Into the Banda Sea
Tue 27 Jul 2010 03:05
Tuesday, July 28th, midday Darwin time.
Position; 07:03.9S 130:25.1E
We are well, and making good progress towards the diminutive Banda Islands, which would have been all too easy to miss in the days of yore. Our usual frustration is that we may not get there before nightfall tomorrow, and I would hate to try to go into the anchorage in darkness. Today is a lovely sailing day with force 4 winds just behind the beam. For the last two days however we have had strong winds from ESE, really lumpy seas that had us both reaching for the stugeron, and off our food. Several minor setbacks to contend with, as well. We left the main cabin hatch just a little open to allow a little fresh air down below, but a green one came over the decks at about midnight, and sea (salt) water cascaded into the sleeping area, all over our freshly laundered sleeping bags, etc. Hannah speechless as I leapt around, a naked zombie, with kitcken roll and towels. Come morning we discovered a new set of chainplate leaks on the starboard cabin side, that had allowed still more seawater into the bunk cushions. As previously I have stripped the headlining, and fixed a sort of collecting system for water that leaks around four big deck bolts. The problem is insoluble, as far as I can see, without quite major modifications, and having a dry cabin makes such a difference to our quality of life. Now that the weather has improved the decks are no longer awash, so we are OK for now, but getting back to the UK, by whichever route, will involve some windward work, and wet decks.
We don't have a thermometer on board, but it gets very hot in here, and the cockpit is untenable with spray and sunshine, as the bimini has been taken down as it threatens to break up in the wind, Even our red ensign is now in tatters. Yesterday we felt so illl that just surviving was deemed a sucess, today we are much brighter, but Hannah in particular would like to get in as soon as possible now, and is frustrated that unlike a car this boat cannot simply change gear, or, heaven forbid, ignore the speed limits. Her frustration has been heightened by the breakdown of our electricity inverter, a precious item of gear for this computer until recently, but I now have a back up power source, hence am able to write this. Unfortunately I am no longer able to charge my camera, and several other items, to say nothing of Madam's DS and Ipod.
Good news is that Indonesia uses 220 volts and European style plugs, it is just possible we can get an inverter in Ambon, in a week's time, otherwise Dear Conny could bring out a small one to Bali.
Other good news is that our Chart Plotter is working a bit, and although I havn't yet checked all its bells and whistles, it hasn't blown up like the other one. Moreover the engine's water pump is good too!
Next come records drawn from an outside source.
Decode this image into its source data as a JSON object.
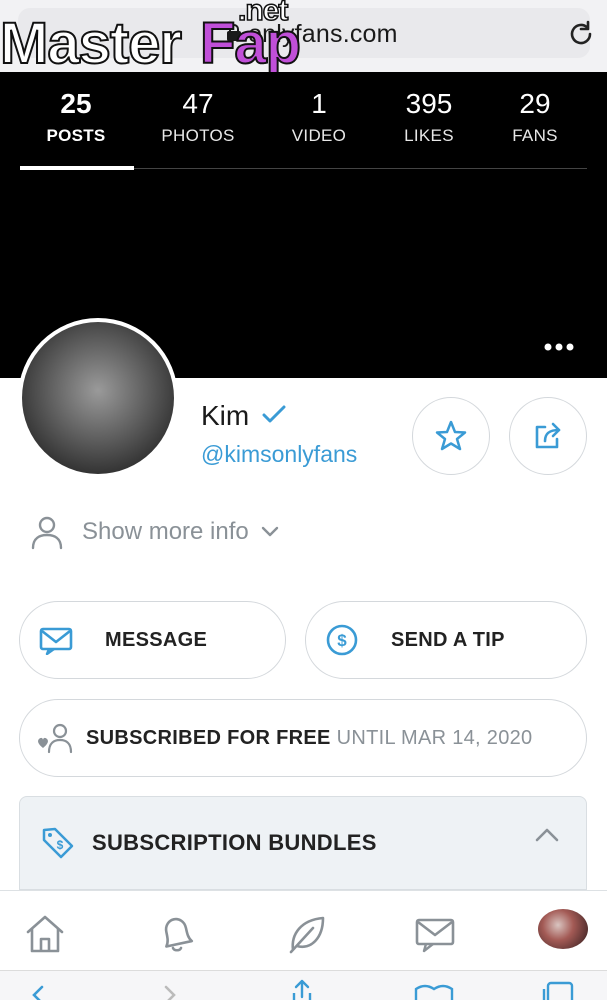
{
  "browser": {
    "url": "onlyfans.com",
    "watermark": {
      "main": "Master",
      "accent": "Fap",
      "suffix": ".net"
    }
  },
  "stats": [
    {
      "value": "25",
      "label": "POSTS",
      "active": true
    },
    {
      "value": "47",
      "label": "PHOTOS"
    },
    {
      "value": "1",
      "label": "VIDEO"
    },
    {
      "value": "395",
      "label": "LIKES"
    },
    {
      "value": "29",
      "label": "FANS"
    }
  ],
  "profile": {
    "name": "Kim",
    "handle": "@kimsonlyfans",
    "more_info_label": "Show more info"
  },
  "actions": {
    "message_label": "MESSAGE",
    "tip_label": "SEND A TIP",
    "subscribed_label": "SUBSCRIBED FOR FREE",
    "subscribed_until": "UNTIL MAR 14, 2020",
    "bundles_label": "SUBSCRIPTION BUNDLES"
  },
  "colors": {
    "accent": "#3a9bd5",
    "header_bg": "#000000",
    "muted": "#8a9197"
  },
  "icons": [
    "lock-icon",
    "reload-icon",
    "more-icon",
    "verified-icon",
    "star-icon",
    "share-icon",
    "user-icon",
    "chevron-down-icon",
    "mail-icon",
    "dollar-icon",
    "heart-user-icon",
    "tag-icon",
    "chevron-up-icon",
    "home-icon",
    "bell-icon",
    "leaf-icon"
  ]
}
So we are now in the Banda Sea, and hopefully we shall soon put our Timor sea experiences to the backs of our minds. The faster boats will be in Banda already, so I hope that they and the Customs Officials will wait for us, and give us a couple of days on the Islands before we move on to Ambon. After Ambon we split from the fleet and sail direct to Bali: quite a long trip, but the wind, if we get some, should be from astern